Hodgson Sayers' Financial Director, Mike Wade, explains how this North East business is removing barriers which prevent older people from staying in the work place and how they have been part of the Fuller Working Lives partnership so far.
Can you introduce Hodgson Sayers’ story so far in the time it takes to make a cup of tea?
Billy Hodgson started the business in 1979 from his Mam’s house in Burnopfield, and nearly 40 years later we are still located within 3 miles of that start. Originally focussed locally on roofing works, over the years we have expanded the scope of operations to include building, maintenance, fencing and metal fabrication in response to the requirements of our client base.
How did you get involved with the Fuller Working Lives partnership?
In 2015 we were awarded the People Development Company of the year by the British Chambers of Commerce, and Small Business of the Year award from Constructing Excellence a month previously.
We understand that any business is reliant on the personnel within that organisation, and that sustainable success is best achieved by acquiring and then developing that talent. Our values are demonstrated by the number of former apprentices who hold senior management positions in the business, and signpost to all the career progression pathway open to all who can take this as far as they wish through the application of lifelong learning.
I was initially approached by the NELEP to speak at events, and have also represented Hodgson Sayers at a number of conferences and events from schools, careers and recruitment, to retirement and succession planning, truly an end to end experience!
What common themes have you dealt with in relation to retaining employees 50+?
The trade roles within construction have developed enormously over the last 30 years, particularly in the areas of developing and implementing safe working practices and the involvement of better trained Health & Safety representatives. As a result we find ourselves dealing with a runout of the legacy of the harsher physical environments experienced by those who are in the over 50 age bracket.
From your experience, what support measures have proven most valuable for retaining older workers?
As part of our internal management procedures we use outside professional health consultants to manage and implement an occupational health review and management programme to identify and address health issues across our workforce as soon as possible, and to mitigate any longer term effects.
We have always encouraged all employees to update and improve their skill sets to match not only the ever-changing requirements “on the tools”, but also to enable through internal training to pass their skills and experiences to the younger team members as exemplars, role models and mentors. It should be stressed that these roles are not suitable in all cases, and any planning should account for the individual’s skills and abilities.
What’s next for Hodgson Sayers in terms of retaining and supporting older workers?
As a member of the targeted age group, I am very aware of the pressures and effects of aging, and whilst we believe that we are well placed to assist when intervention is needed and to provide the overt support and recognition of the needs of those of our workforce of all ages, this does not mean that we are complacent. We constantly monitor and review our strategies in line with the ever-evolving best practice scenarios.
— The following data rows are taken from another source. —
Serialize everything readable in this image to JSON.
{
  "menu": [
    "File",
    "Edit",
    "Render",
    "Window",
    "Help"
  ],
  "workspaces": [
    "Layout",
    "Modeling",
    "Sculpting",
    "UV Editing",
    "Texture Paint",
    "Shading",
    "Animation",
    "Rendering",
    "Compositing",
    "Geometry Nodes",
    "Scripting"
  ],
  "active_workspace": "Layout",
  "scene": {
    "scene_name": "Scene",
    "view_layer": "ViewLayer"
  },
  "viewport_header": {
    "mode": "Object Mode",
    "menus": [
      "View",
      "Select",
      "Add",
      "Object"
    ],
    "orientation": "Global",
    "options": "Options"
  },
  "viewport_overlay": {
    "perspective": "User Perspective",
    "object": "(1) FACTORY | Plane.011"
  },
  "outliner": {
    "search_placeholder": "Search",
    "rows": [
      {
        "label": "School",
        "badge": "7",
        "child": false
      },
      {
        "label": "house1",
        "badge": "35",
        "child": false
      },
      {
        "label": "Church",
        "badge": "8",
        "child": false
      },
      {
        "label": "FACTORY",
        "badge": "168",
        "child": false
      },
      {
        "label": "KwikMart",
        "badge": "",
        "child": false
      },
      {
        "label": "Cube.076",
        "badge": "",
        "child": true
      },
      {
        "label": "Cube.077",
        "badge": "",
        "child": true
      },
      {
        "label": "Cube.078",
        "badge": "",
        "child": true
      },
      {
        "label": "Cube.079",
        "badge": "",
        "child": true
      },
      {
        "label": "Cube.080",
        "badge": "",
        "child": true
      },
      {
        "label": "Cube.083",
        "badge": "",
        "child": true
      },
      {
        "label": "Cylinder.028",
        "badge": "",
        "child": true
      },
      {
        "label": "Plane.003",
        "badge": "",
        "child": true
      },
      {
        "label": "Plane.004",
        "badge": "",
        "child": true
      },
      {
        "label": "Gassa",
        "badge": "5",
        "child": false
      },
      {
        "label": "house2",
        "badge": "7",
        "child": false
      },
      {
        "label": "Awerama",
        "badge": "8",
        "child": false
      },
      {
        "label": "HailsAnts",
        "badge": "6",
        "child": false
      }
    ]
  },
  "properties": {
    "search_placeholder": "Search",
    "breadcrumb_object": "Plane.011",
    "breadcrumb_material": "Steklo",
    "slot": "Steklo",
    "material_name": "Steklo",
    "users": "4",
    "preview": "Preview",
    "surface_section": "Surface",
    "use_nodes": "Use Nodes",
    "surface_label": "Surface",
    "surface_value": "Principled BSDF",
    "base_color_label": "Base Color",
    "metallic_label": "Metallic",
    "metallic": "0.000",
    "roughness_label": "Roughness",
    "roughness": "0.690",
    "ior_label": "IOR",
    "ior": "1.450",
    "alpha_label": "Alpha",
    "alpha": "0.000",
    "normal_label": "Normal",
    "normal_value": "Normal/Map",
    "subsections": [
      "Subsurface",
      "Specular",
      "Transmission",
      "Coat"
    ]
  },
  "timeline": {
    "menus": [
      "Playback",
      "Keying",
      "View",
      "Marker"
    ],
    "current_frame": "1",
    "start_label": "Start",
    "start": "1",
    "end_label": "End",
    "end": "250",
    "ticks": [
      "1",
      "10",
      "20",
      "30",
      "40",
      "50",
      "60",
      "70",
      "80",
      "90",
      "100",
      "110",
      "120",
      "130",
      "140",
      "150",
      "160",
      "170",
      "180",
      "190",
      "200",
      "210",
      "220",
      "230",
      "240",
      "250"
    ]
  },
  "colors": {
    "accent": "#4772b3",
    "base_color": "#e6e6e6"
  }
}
It is important to stress that Fuller Working Lives starts at the commencement of a career, ensuring that lifelong learning is not a set of words but implemented and encouraged which will enable all workers to enjoy a longer and more rewarding working life.